→ Exercise
Records follow. Pull out every line that contains "Street".

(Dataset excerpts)

○ ○ ○ ○

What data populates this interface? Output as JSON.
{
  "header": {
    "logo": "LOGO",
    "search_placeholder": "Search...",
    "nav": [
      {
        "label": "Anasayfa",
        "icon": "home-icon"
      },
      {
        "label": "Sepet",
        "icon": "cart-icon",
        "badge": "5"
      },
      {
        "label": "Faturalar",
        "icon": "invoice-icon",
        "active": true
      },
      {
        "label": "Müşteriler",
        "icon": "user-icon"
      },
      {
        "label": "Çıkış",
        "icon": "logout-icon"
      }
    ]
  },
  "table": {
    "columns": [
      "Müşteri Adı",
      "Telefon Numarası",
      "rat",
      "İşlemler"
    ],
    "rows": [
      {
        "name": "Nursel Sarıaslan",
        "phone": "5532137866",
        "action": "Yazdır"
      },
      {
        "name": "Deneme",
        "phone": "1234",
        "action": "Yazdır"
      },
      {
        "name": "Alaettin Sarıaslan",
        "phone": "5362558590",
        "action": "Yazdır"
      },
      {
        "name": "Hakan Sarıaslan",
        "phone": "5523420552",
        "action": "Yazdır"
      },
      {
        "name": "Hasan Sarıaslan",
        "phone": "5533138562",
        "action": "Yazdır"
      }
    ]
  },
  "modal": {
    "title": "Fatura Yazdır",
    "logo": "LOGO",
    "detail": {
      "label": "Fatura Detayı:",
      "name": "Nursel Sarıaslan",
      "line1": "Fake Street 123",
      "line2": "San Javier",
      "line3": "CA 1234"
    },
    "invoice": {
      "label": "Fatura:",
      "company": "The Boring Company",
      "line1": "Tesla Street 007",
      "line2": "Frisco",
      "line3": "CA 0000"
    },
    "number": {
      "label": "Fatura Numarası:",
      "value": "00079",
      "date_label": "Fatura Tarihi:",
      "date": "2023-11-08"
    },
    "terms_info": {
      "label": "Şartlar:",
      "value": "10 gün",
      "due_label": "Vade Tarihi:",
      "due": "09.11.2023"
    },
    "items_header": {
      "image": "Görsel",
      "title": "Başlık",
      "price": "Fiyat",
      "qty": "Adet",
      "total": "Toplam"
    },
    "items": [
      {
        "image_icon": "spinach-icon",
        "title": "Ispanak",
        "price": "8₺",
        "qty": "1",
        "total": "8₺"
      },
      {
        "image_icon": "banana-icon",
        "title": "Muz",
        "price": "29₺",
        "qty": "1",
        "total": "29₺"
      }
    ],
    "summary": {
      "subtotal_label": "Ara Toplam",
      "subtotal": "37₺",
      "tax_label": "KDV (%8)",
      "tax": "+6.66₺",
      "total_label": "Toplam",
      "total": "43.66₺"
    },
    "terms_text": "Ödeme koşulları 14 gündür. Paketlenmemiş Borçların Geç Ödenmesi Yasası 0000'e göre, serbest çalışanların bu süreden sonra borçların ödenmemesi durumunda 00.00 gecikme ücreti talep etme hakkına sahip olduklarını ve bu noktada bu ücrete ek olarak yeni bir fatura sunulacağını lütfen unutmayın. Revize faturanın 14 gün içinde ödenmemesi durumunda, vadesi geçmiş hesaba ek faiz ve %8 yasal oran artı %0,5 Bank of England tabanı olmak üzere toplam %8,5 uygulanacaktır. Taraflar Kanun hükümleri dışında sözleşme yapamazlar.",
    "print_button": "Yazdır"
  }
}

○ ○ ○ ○

→ Result of the exercise
      "line1": "Fake Street 123",
      "line1": "Tesla Street 007",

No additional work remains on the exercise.